Los Angeles, CA–After businesses in Los Angeles were already impacted from closures due to the coronavirus pandemic, they are now being forced to limit their capacity to 20% or close completely. Businesses were already operating at 50% capacity after being allowed to re-open during the pandemic and restaurants were only able to provide outdoor dining within coronavirus protocol.
The news comes this week as L.A Mayor Eric Garcetti and California Governor Gavin Newsom signed new stay-at-home ordinances which will last “until further notice” but for at least three weeks. The goal is to curve large gatherings and minimize the amount of contact between L.A residents.
All public and private gatherings for any number of people from more than one household are prohibited, except for outdoor faith-based services and protest. This provision does not apply to gatherings of people who live within a single household or living unit.

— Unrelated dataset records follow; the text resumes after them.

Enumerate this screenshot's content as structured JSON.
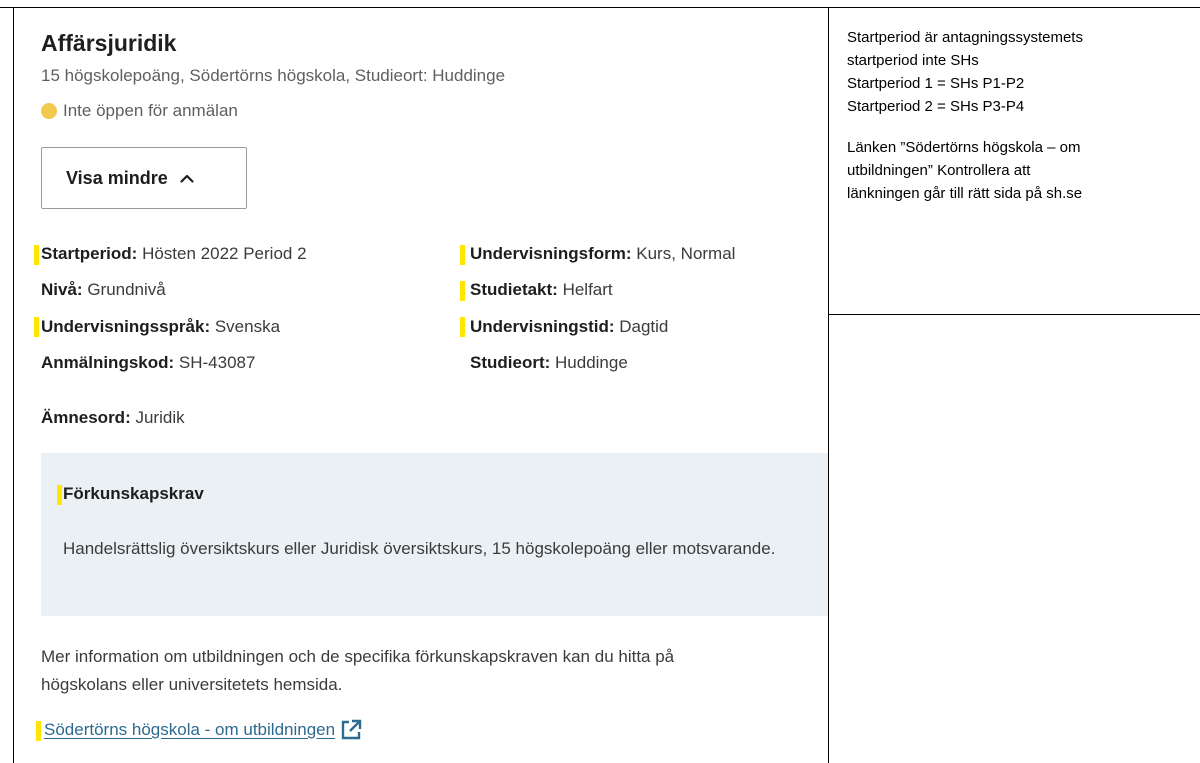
{
  "course": {
    "title": "Affärsjuridik",
    "subtitle": "15 högskolepoäng, Södertörns högskola, Studieort: Huddinge",
    "status": "Inte öppen för anmälan",
    "status_color": "#f2c94c"
  },
  "toggle_button": {
    "label": "Visa mindre",
    "icon": "chevron-up-icon"
  },
  "details": {
    "startperiod": {
      "label": "Startperiod:",
      "value": "Hösten 2022 Period 2"
    },
    "niva": {
      "label": "Nivå:",
      "value": "Grundnivå"
    },
    "sprak": {
      "label": "Undervisningsspråk:",
      "value": "Svenska"
    },
    "anmalningskod": {
      "label": "Anmälningskod:",
      "value": "SH-43087"
    },
    "undervisningsform": {
      "label": "Undervisningsform:",
      "value": "Kurs, Normal"
    },
    "studietakt": {
      "label": "Studietakt:",
      "value": "Helfart"
    },
    "undervisningstid": {
      "label": "Undervisningstid:",
      "value": "Dagtid"
    },
    "studieort": {
      "label": "Studieort:",
      "value": "Huddinge"
    },
    "amnesord": {
      "label": "Ämnesord:",
      "value": "Juridik"
    }
  },
  "requirements": {
    "title": "Förkunskapskrav",
    "text": "Handelsrättslig översiktskurs eller Juridisk översiktskurs, 15 högskolepoäng eller motsvarande."
  },
  "more_info": {
    "line1": "Mer information om utbildningen och de specifika förkunskapskraven kan du hitta på",
    "line2": "högskolans eller universitetets hemsida."
  },
  "link": {
    "label": "Södertörns högskola - om utbildningen",
    "icon": "external-link-icon",
    "color": "#2d6a8f"
  },
  "highlight_color": "#ffe600",
  "note": {
    "line1": "Startperiod är antagningssystemets",
    "line2": "startperiod inte SHs",
    "line3": "Startperiod 1 = SHs  P1-P2",
    "line4": "Startperiod 2 = SHs  P3-P4",
    "line5": "Länken ”Södertörns högskola – om",
    "line6": "utbildningen” Kontrollera att",
    "line7": "länkningen går till rätt sida på sh.se"
  }
}
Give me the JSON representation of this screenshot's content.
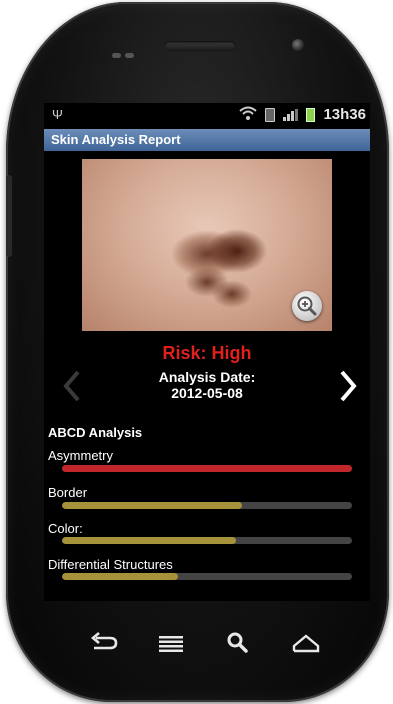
{
  "status_bar": {
    "time": "13h36"
  },
  "app": {
    "title": "Skin Analysis Report"
  },
  "report": {
    "risk": "Risk: High",
    "date_label": "Analysis Date:",
    "date_value": "2012-05-08"
  },
  "abcd": {
    "title": "ABCD Analysis",
    "metrics": [
      {
        "label": "Asymmetry",
        "level": 1.0,
        "color": "#c0262a"
      },
      {
        "label": "Border",
        "level": 0.62,
        "color": "#a6923a"
      },
      {
        "label": "Color:",
        "level": 0.6,
        "color": "#a6923a"
      },
      {
        "label": "Differential Structures",
        "level": 0.4,
        "color": "#a6923a"
      }
    ]
  },
  "icons": {
    "zoom": "zoom-in-icon",
    "prev": "chevron-left-icon",
    "next": "chevron-right-icon",
    "back": "back-icon",
    "menu": "menu-icon",
    "search": "search-icon",
    "home": "home-icon"
  },
  "colors": {
    "title_bar": "#4f74a8",
    "risk_text": "#e0201c",
    "bar_track": "#444444"
  }
}
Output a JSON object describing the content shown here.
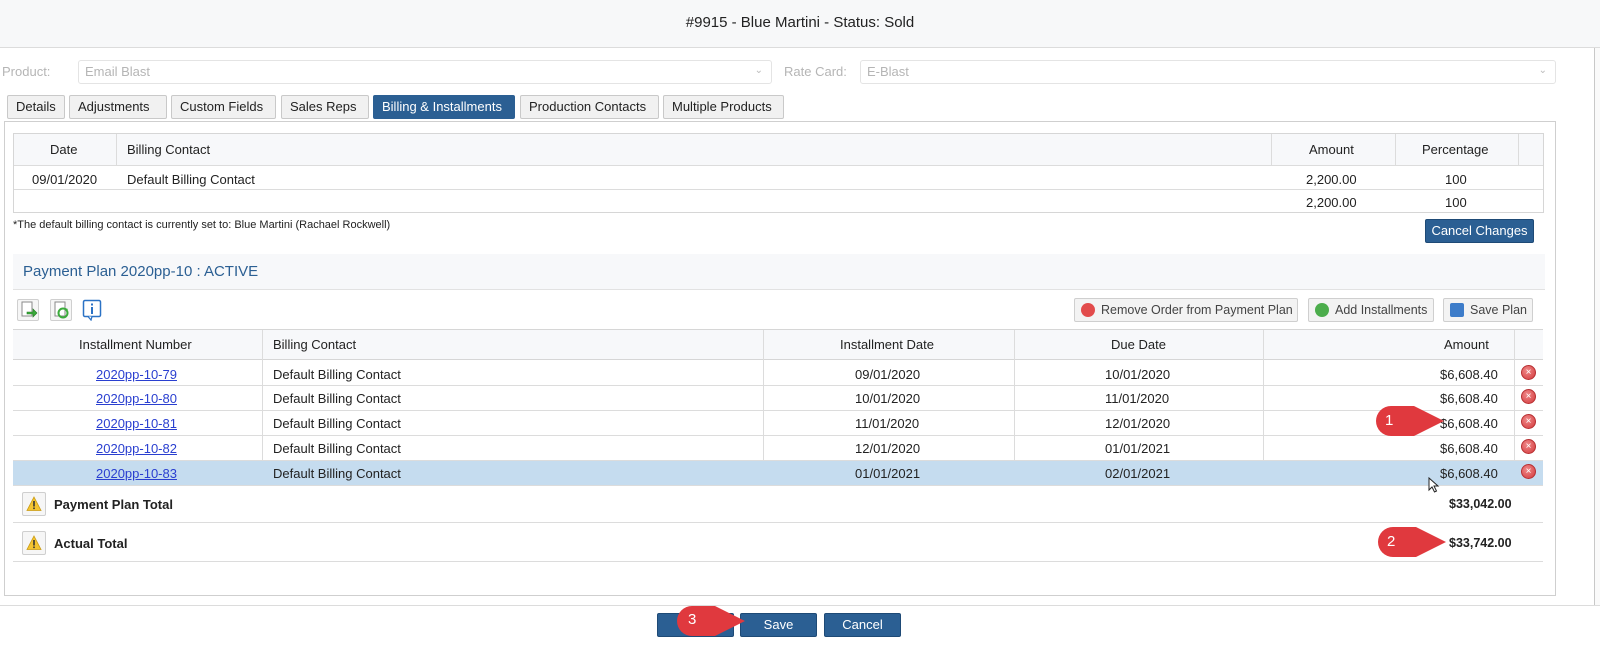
{
  "window": {
    "title": "#9915 - Blue Martini - Status: Sold"
  },
  "form": {
    "product_label": "Product:",
    "product_value": "Email Blast",
    "rate_card_label": "Rate Card:",
    "rate_card_value": "E-Blast"
  },
  "tabs": [
    {
      "label": "Details"
    },
    {
      "label": "Adjustments"
    },
    {
      "label": "Custom Fields"
    },
    {
      "label": "Sales Reps"
    },
    {
      "label": "Billing & Installments",
      "active": true
    },
    {
      "label": "Production Contacts"
    },
    {
      "label": "Multiple Products"
    }
  ],
  "billing_table": {
    "columns": [
      "Date",
      "Billing Contact",
      "Amount",
      "Percentage"
    ],
    "rows": [
      {
        "date": "09/01/2020",
        "contact": "Default Billing Contact",
        "amount": "2,200.00",
        "percentage": "100"
      }
    ],
    "totals": {
      "amount": "2,200.00",
      "percentage": "100"
    }
  },
  "note": "*The default billing contact is currently set to: Blue Martini (Rachael Rockwell)",
  "cancel_changes_label": "Cancel Changes",
  "payment_plan": {
    "title": "Payment Plan 2020pp-10 : ACTIVE",
    "toolbar": {
      "remove_label": "Remove Order from Payment Plan",
      "add_label": "Add Installments",
      "save_label": "Save Plan"
    },
    "columns": [
      "Installment Number",
      "Billing Contact",
      "Installment Date",
      "Due Date",
      "Amount"
    ],
    "rows": [
      {
        "number": "2020pp-10-79",
        "contact": "Default Billing Contact",
        "installment_date": "09/01/2020",
        "due_date": "10/01/2020",
        "amount": "$6,608.40"
      },
      {
        "number": "2020pp-10-80",
        "contact": "Default Billing Contact",
        "installment_date": "10/01/2020",
        "due_date": "11/01/2020",
        "amount": "$6,608.40"
      },
      {
        "number": "2020pp-10-81",
        "contact": "Default Billing Contact",
        "installment_date": "11/01/2020",
        "due_date": "12/01/2020",
        "amount": "$6,608.40"
      },
      {
        "number": "2020pp-10-82",
        "contact": "Default Billing Contact",
        "installment_date": "12/01/2020",
        "due_date": "01/01/2021",
        "amount": "$6,608.40"
      },
      {
        "number": "2020pp-10-83",
        "contact": "Default Billing Contact",
        "installment_date": "01/01/2021",
        "due_date": "02/01/2021",
        "amount": "$6,608.40",
        "selected": true
      }
    ],
    "payment_plan_total_label": "Payment Plan Total",
    "payment_plan_total_value": "$33,042.00",
    "actual_total_label": "Actual Total",
    "actual_total_value": "$33,742.00"
  },
  "callouts": [
    "1",
    "2",
    "3"
  ],
  "footer": {
    "save_label": "Save",
    "cancel_label": "Cancel"
  },
  "colors": {
    "primary": "#2b5f93",
    "selected_row": "#c5dcef",
    "callout": "#e0393e",
    "link": "#2a3fd0"
  }
}
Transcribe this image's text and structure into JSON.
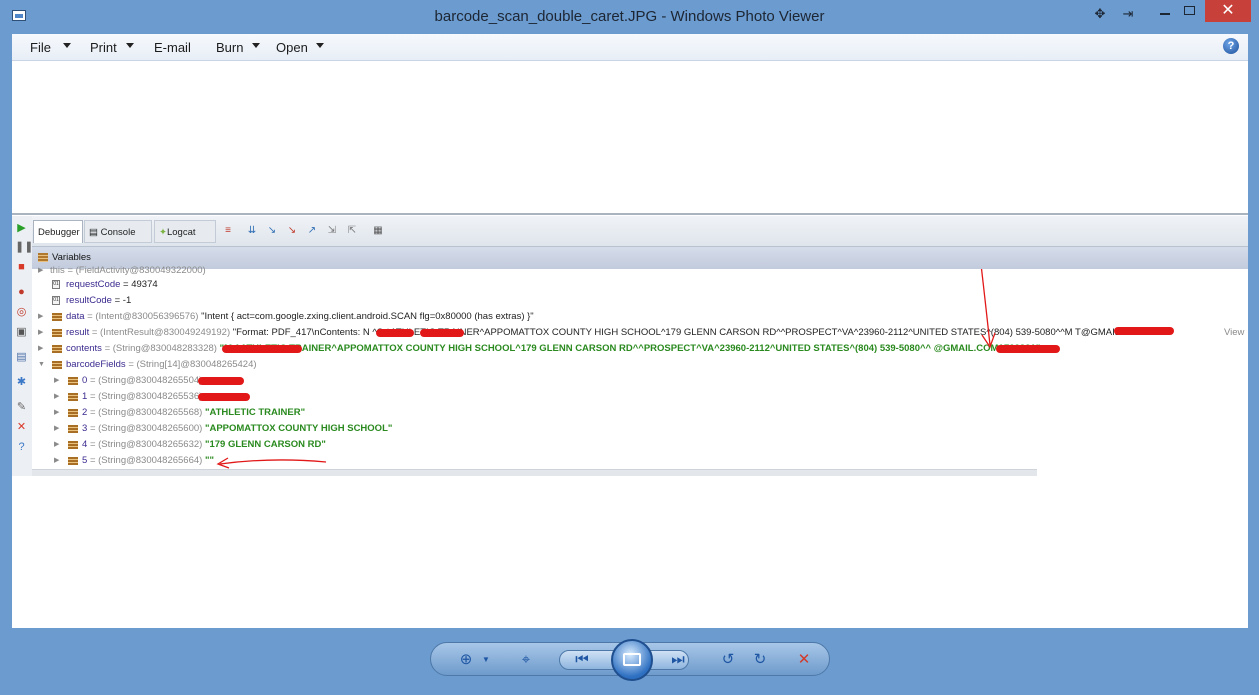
{
  "window": {
    "title": "barcode_scan_double_caret.JPG - Windows Photo Viewer",
    "close_glyph": "✕"
  },
  "menu": {
    "items": [
      "File",
      "Print",
      "E-mail",
      "Burn",
      "Open"
    ],
    "help": "?"
  },
  "debugger": {
    "tabs": [
      "Debugger",
      "Console",
      "Logcat"
    ],
    "console_suffix": "→°",
    "logcat_suffix": "→°",
    "variables_label": "Variables",
    "rows": {
      "this_name": "this",
      "this_type": "= (FieldActivity@830049322000)",
      "requestCode_name": "requestCode",
      "requestCode_value": "= 49374",
      "resultCode_name": "resultCode",
      "resultCode_value": "= -1",
      "data_name": "data",
      "data_type": "= (Intent@830056396576)",
      "data_value": "\"Intent { act=com.google.zxing.client.android.SCAN flg=0x80000 (has extras) }\"",
      "result_name": "result",
      "result_type": "= (IntentResult@830049249192)",
      "result_value": "\"Format: PDF_417\\nContents: N          ^S         ^ATHLETIC TRAINER^APPOMATTOX COUNTY HIGH SCHOOL^179 GLENN CARSON RD^^PROSPECT^VA^23960-2112^UNITED STATES^(804) 539-5080^^M                  T@GMAIL.CO...",
      "result_view": "View",
      "contents_name": "contents",
      "contents_type": "= (String@830048283328)",
      "contents_value": "\"M                       ^ATHLETIC TRAINER^APPOMATTOX COUNTY HIGH SCHOOL^179 GLENN CARSON RD^^PROSPECT^VA^23960-2112^UNITED STATES^(804) 539-5080^^                  @GMAIL.COM^72233^\"",
      "barcodeFields_name": "barcodeFields",
      "barcodeFields_type": "= (String[14]@830048265424)",
      "f0_name": "0",
      "f0_type": "= (String@830048265504)",
      "f1_name": "1",
      "f1_type": "= (String@830048265536)",
      "f2_name": "2",
      "f2_type": "= (String@830048265568)",
      "f2_value": "\"ATHLETIC TRAINER\"",
      "f3_name": "3",
      "f3_type": "= (String@830048265600)",
      "f3_value": "\"APPOMATTOX COUNTY HIGH SCHOOL\"",
      "f4_name": "4",
      "f4_type": "= (String@830048265632)",
      "f4_value": "\"179 GLENN CARSON RD\"",
      "f5_name": "5",
      "f5_type": "= (String@830048265664)",
      "f5_value": "\"\""
    }
  },
  "colors": {
    "scribble": "#e21818",
    "string_value": "#2a8a1f",
    "close_button": "#c7403a"
  }
}
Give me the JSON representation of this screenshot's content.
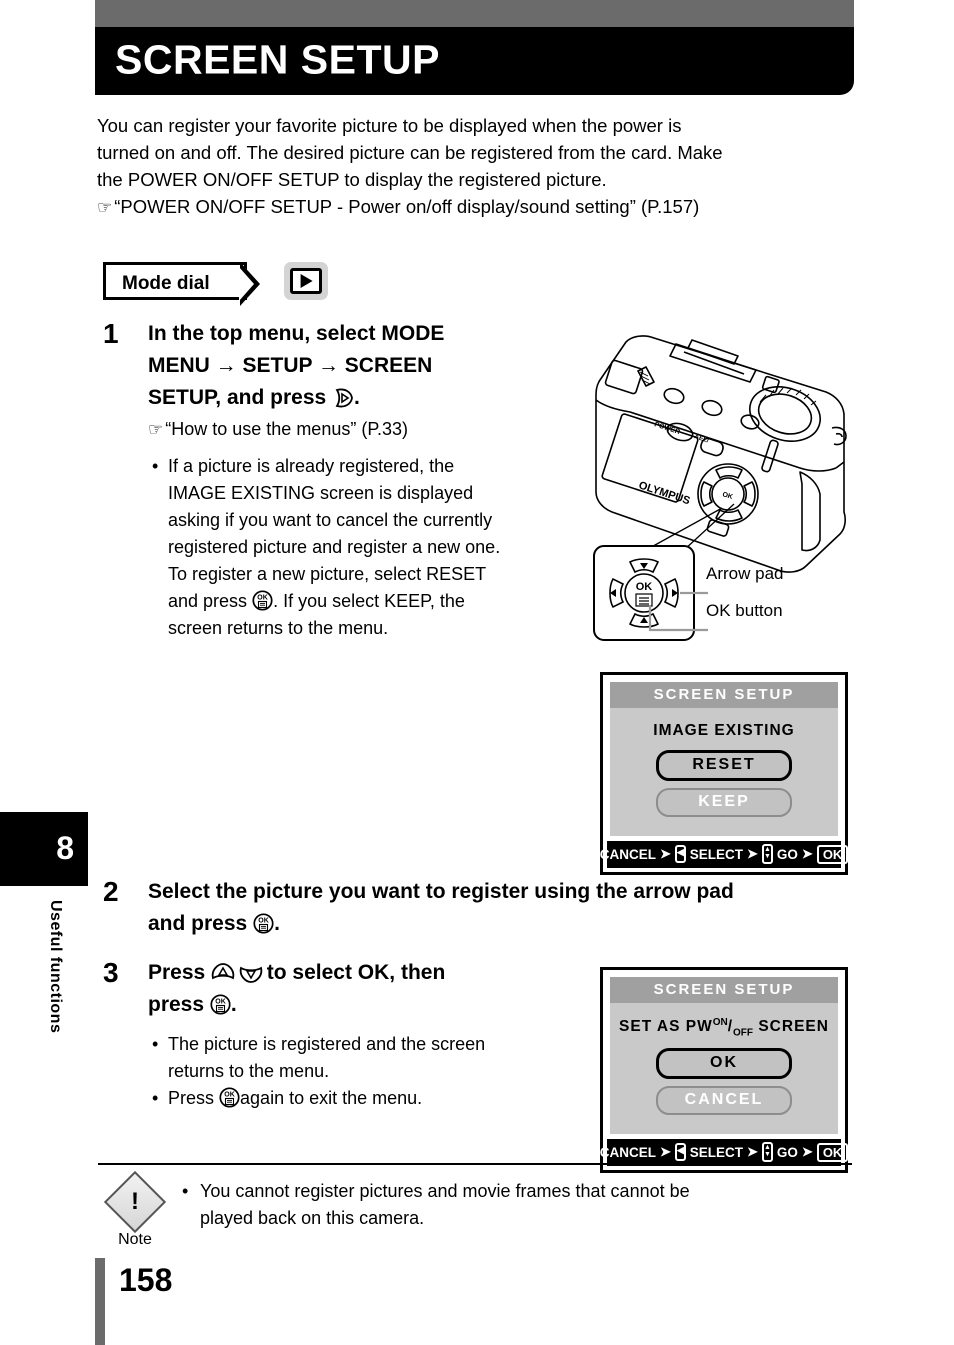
{
  "header": {
    "title": "SCREEN SETUP"
  },
  "intro": {
    "line1": "You can register your favorite picture to be displayed when the power is",
    "line2": "turned on and off. The desired picture can be registered from the card. Make",
    "line3": "the POWER ON/OFF SETUP to display the registered picture.",
    "reference": "“POWER ON/OFF SETUP - Power on/off display/sound setting” (P.157)"
  },
  "mode_dial": {
    "label": "Mode dial",
    "icon": "playback-icon"
  },
  "steps": [
    {
      "number": "1",
      "heading_a": "In the top menu, select MODE",
      "heading_b": "MENU → SETUP → SCREEN",
      "heading_c": "SETUP, and press",
      "heading_end": ".",
      "reference": "“How to use the menus” (P.33)",
      "bullets_line1": "If a picture is already registered, the",
      "bullets_line2": "IMAGE EXISTING screen is displayed",
      "bullets_line3": "asking if you want to cancel the currently",
      "bullets_line4": "registered picture and register a new one.",
      "bullets_line5": "To register a new picture, select RESET",
      "bullets_line6a": "and press",
      "bullets_line6b": ". If you select KEEP, the",
      "bullets_line7": "screen returns to the menu."
    },
    {
      "number": "2",
      "heading_a": "Select the picture you want to register using the arrow pad",
      "heading_b": "and press",
      "heading_end": "."
    },
    {
      "number": "3",
      "heading_a": "Press",
      "heading_b": "to select OK, then",
      "heading_c": "press",
      "heading_end": ".",
      "bullet1a": "The picture is registered and the screen",
      "bullet1b": "returns to the menu.",
      "bullet2a": "Press",
      "bullet2b": "again to exit the menu."
    }
  ],
  "camera_figure": {
    "brand": "OLYMPUS",
    "power_label": "POWER",
    "ael_label": "AEL/",
    "ok_label": "OK",
    "callout_arrow_pad": "Arrow pad",
    "callout_ok_button": "OK button"
  },
  "lcd_screens": [
    {
      "name": "image-existing-screen",
      "title": "SCREEN SETUP",
      "message": "IMAGE  EXISTING",
      "option_selected": "RESET",
      "option_unselected": "KEEP",
      "bar": {
        "cancel": "CANCEL",
        "select": "SELECT",
        "go": "GO",
        "ok": "OK"
      }
    },
    {
      "name": "set-as-power-screen",
      "title": "SCREEN SETUP",
      "message_pre": "SET  AS  PW",
      "message_sup": "ON",
      "message_slash": "/",
      "message_sub": "OFF",
      "message_post": "SCREEN",
      "option_selected": "OK",
      "option_unselected": "CANCEL",
      "bar": {
        "cancel": "CANCEL",
        "select": "SELECT",
        "go": "GO",
        "ok": "OK"
      }
    }
  ],
  "note": {
    "caption": "Note",
    "text_line1": "You cannot register pictures and movie frames that cannot be",
    "text_line2": "played back on this camera."
  },
  "chapter": {
    "number": "8",
    "label": "Useful functions"
  },
  "footer": {
    "page_number": "158"
  },
  "colors": {
    "gray_bar": "#6b6b6b",
    "title_bar": "#000000",
    "lcd_body": "#c9c9c9",
    "lcd_header": "#a0a0a0"
  }
}
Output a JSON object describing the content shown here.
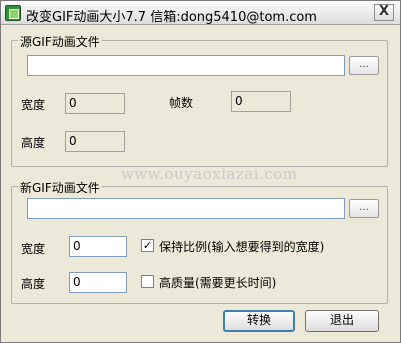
{
  "window": {
    "title": "改变GIF动画大小7.7  信箱:dong5410@tom.com",
    "close_label": "X"
  },
  "source": {
    "group_label": "源GIF动画文件",
    "path_value": "",
    "browse_label": "...",
    "width_label": "宽度",
    "width_value": "0",
    "frames_label": "帧数",
    "frames_value": "0",
    "height_label": "高度",
    "height_value": "0"
  },
  "watermark": "www.ouyaoxiazai.com",
  "target": {
    "group_label": "新GIF动画文件",
    "path_value": "",
    "browse_label": "...",
    "width_label": "宽度",
    "width_value": "0",
    "keep_ratio_label": "保持比例(输入想要得到的宽度)",
    "keep_ratio_checked": true,
    "height_label": "高度",
    "height_value": "0",
    "high_quality_label": "高质量(需要更长时间)",
    "high_quality_checked": false
  },
  "actions": {
    "convert_label": "转换",
    "exit_label": "退出"
  }
}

Although a number of businesses will be allowed to remain open, food businesses can only offer delivery and to-go orders and all in-person dining has been banned.
The decisions are being made under the direction of L.A’s Department of Public Health, including Director Barbara Ferrer, as well consulting companies L.A County has paid nearly $2 million for public relations relating to the coronavirus.
“The county’s expenses now total $1.9 million, a nearly fivefold increase since April. Fraser’s contract states that it will be responsible for drafting press releases and talking points, as well as monitoring social media to gauge the public’s perception of how L.A. county is responding to the pandemic,” (Fox L.A).
Businesses across various sectors will be affected by these new closures while they continue to try and survive during the pandemic. Yelp reports that close to 98,000 businesses have closed in the U.S and that 60% of businesses will not survive these closures. In Los Angeles, active businesses declined by 22% with African-Americans representing 41% of closures, followed by immigrant businesses.
The following businesses will be forced to close as of Monday:
- Family entertainment centers for indoor operations only, including arcades and other amusement games, as well as miniature golf, batting cages, and go cart-racing
- Lounges and nightclubs
- Bars and craft distilleries
- Public entertainment venues including movie theaters, live performance theaters, concert venues, theme parks, and festivals
- All restaurants, but only for indoor and outdoor in-person onsite dining
- Playgrounds, except for playgrounds located within childcare centers or schools
- Museums, zoos and aquariums
- Hot tubs, steam rooms and saunas not located on a residential property;
- All public and private events and gatherings, unless specifically allowed.
In November, the California Restaurant Association filed a lawsuit against L.A County to curve the new closures. Although the Judge ruled against blocking these new restrictions, he ordered the Department of Health to provide the scientific data that is being used to support the closures.
“There is no evidence or study that outdoor dining specifically creates risk. There is deductive reasoning that if you’re dining and you don’t have a mask that this increases the chances of transmitting the virus… It’s a logical conclusion that any form of eating creates some sort of risk, but there is no study, no support or evidence showing there is an increase specifically related to dining,” the Judge stated in the ruling.
Restaurant owners in Long Beach also organized a protest against the new ordinances, calling attention to the money business owners invested in outdoor dining. These expenses range from tents as well as outside heaters for customers.
There are currently 400,000 coronavirus cases in L.A County as well as over 7,000 deaths. The rise in cases are threatening the number of available ICU beds which continues to alarm officials and health care workers.